The hive from inside the store. I created the shape of the hive with chickenwire. I then covered the entire structure with strips of shellacked tissue paper (shellacking the paper gave it an amber color and a pretty semi-translucence). For some cheeky fun, I also incorporated wrappers from Bit O’ Honey candy into the hive! Click on for a detail shot…
Here you can see the Bit O’ Honey wrappers. You might also notice a subtle glow; I dropped a lightbulb into the center of the hive. In areas where the tissue paper was thinner it added a very pretty effect, especially at night.
This section of the store was all about incorporating office supplies. My piece de resistance was a digital clock made from pencils! My inspiration came from pin art (i.e. those blocks of pins that you push to take the shape of your hand—everyone played with one as a kid.) So to create my “pin art” clock I used the mini golf pencils as the base, then had full length pencils pop out to create the time.

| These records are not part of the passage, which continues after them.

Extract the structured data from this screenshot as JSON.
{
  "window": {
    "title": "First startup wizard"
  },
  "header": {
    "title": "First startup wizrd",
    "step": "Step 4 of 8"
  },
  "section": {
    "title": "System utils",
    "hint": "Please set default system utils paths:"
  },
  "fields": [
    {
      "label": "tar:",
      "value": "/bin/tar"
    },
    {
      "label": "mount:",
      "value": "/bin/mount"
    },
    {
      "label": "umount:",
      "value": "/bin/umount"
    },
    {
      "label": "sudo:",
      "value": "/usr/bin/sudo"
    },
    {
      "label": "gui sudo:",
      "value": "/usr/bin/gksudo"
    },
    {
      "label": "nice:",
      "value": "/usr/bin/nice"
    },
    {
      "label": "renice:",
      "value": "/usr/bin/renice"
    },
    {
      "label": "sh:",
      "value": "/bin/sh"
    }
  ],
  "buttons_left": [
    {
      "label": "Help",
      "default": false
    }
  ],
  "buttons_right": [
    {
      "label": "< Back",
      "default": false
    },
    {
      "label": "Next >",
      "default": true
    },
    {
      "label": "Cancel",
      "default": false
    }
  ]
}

It took about a week to make the whole thing. First I had to make a grid and mark where I should drill holes for the pencils. Then, I had to drill 2100 holes (my arm was exhausted at the end). I glued the pencils into the holes and mounted it on the wall…
After I hung it the numbers weren’t “popping” as much as I wanted them to, so I bought pink eraser toppers and dipped them in white paint.
The direction for this section of the store was all about creating a lush, green environment for home products. I covered three walls with preserved green moss. To protect the walls, I screwed big cardboard sheets to the wall then glued the moss to the cardboard.
To add visual interest and a kitschy feel, I added veins of fake plants, green balloons, and die-cut leaves to the moss walls.
For the cashwrap section of my store I wanted to do something really light, feminine, and colorful. Flying origami cranes fit the bill.
I’m not sure how many origami cranes I made in the end, but it took about a week to make them all and then a couple more days to hang each by an individual string from the ceiling. The shape of the installation echoes the shape of the wings on all of the cranes. And as you look from the tips to the center, the cranes increase in size.
Detail shot of the cranes.
The smallest cranes were made from traditional origami paper. I was able to purchase nicely colored and printed paper up to 1’ X 1’, but to get the colors and prints I wanted for the larger cranes I had to paint the paper myself. The largest crane in the middle was made from a 4’ x 4’ sheet of paper that I painted and stenciled. All the other cranes in this shot were hand painted as well.
I saw a wreath made from doilies and Christmas lights in Martha Stewart Living and thought it would be cute to adapt the technique and create one from foil cupcake wrappers.
My first set of windows ever! I created "bauble trees" made completely from ornaments, pinecones, die cuts, cupcake wrappers, and other trinkets. To achieve the effect, I strung colorful ropes 5" apart and attached the baubles to them in the shape of trees.
A shot of the trees from inside the store. I tried to make them look as good from the inside as they did from the outside, since customers could see them from the back. These windows were my first major project at Anthro, but they remain among the highlights of my time there.